His Royal Highness discussing wine production at the British Festival of the Working Horse in July 2012.

HRH The Prince of Wales is Patron of the British Festival of the Working Horse and an active supporter of the use of working horses.

Special Report

Pictures Page

A Short Film

An article

 

Sponsors of this event

The Prince of Wales's Charitable Foundation

Anon

Gudrun Leitz

Charles Martell

Chloe Darling

Pete and Dawn Large

 

 

Our ambition is to launch the 'Living Horse Power' marque, identifying and certifying wines that are produced by British vineyards using real horse power.

The 'Living Horse Power' marque will be developed in conjunction with other national working horse associations, FECTU (the European Federation for the Promotion of the Use of the Working Horse) and the wine industry.

If successful, our wider ambition is to extend this marque to all produce using real horse power, whether vegetables, field crops, fruit, timber and forestry products.

 

The British Festival of the Working Horse

The British Festival of the Working Horse 'mini festival'

3rd to 6th May 2013

10.00am to 3.00pm daily.

“Working Horses in Vineyards”

This event, organised by the British Festival of the Working Horse, is hosted by The Three Choirs Vineyard, Newent, Gloucestershire, GL18 1LS. The festival is sponsored by HRH The Prince of Wales's Charitable Trust and private supporters

The vineyard has excellent facilities including a restaurant and accommodation and plenty of car parking.
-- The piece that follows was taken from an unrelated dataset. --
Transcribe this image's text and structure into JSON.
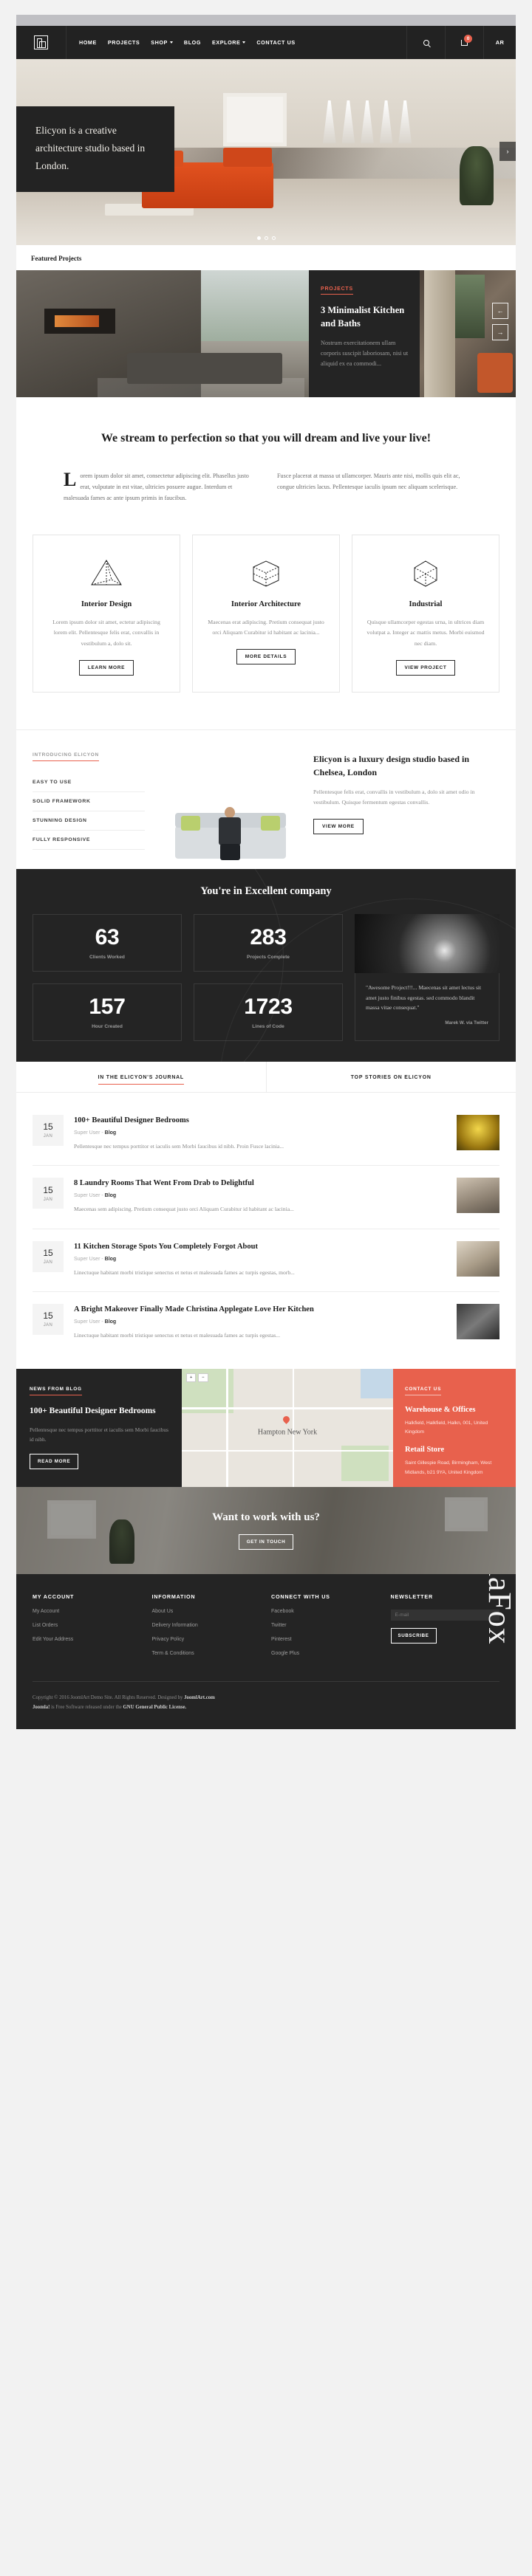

For information contact the vineyard

There will be opportunities to view the horses and equipment at work, meet the horses and their handlers, enjoy complementary snacks, wine tasting and a vineyard tour.

Horses are widely used for cultivation of the vines and related work, such as harvesting, in Europe. Their use in France is expanding considerably. Horse work in vineyards is not confined to organic and bio-dynamic wine production. Horses are also worked in 'conventional' vineyards.

The particular advantages they offer to all grape growers and wine producers is that they can result in a reduction in the use of chemicals, their low impact can help to avoid soil impaction or repair and restore heavily impacted soils, their high profile use can be a marketing attraction and offers a unique selling point and they can work flexibly and creatively whatever the weather. Horses are well known to be able to continue to work when other equipment cannot or should not!

 

 

This four day seminar and demonstration event will bring together a wide range of contemporary and innovative equipment from Britain, Europe and Northern America.

The equipment will be worked and demonstrated throughout the event by Mike Paddock, employed as horse man by HRH The Prince of Wales at Highgrove, and Henry Finzi-Constantine, a bio-dynamic wine producer from Italy, who works his own heavy horses to produce award wining wines.

British Festival of the Working Horse chairman, Doug Joiner, will also be on hand to present and discuss developments in horse work including introducing the "Living Horse Power" marque, an innovatory idea to identify goods produced using real horse power.

Row 61 Re-visited

Equipment demonstrated and displayed will be the PROMMATA 'Kassine' from France and the Pioneer 'Homesteader' from North America, both currently being worked in horticulture in Devon and the Noie e il Cavallo 'Multi' from Italy, currently being worked in Italy.

In organic and bio-dynamic production horses offer particular benefits and the quality of their work coupled with their low impact has been linked to increased grape and wine quality.

Doug and Henry sample the wine.

Henry's new wines, "Titouan Gavi" white wine and "Titouan Barbera" red wine are named after his first horse. They are now for sale

 

"Living horse power is cheap and readily available. We can breed horses, without limit, without endangering the planet.We know a lot about them and how to use them. They can pull things for us, carry us, help support our society, feed it and enable it to function. They can do so far better than they did in the past if we take advantage of some of the technical advances made in agriculture and machinery design. They can be fed from our fields. They don't destroy the environment but enhance it. They create employment, not replace it. They are a source of companionship in the workplace, a source of pride and pleasure when seen to be working to perfection in harmony with man and his surrounding. Why on earth don't we use them?"

Charlie Pinney. 2003.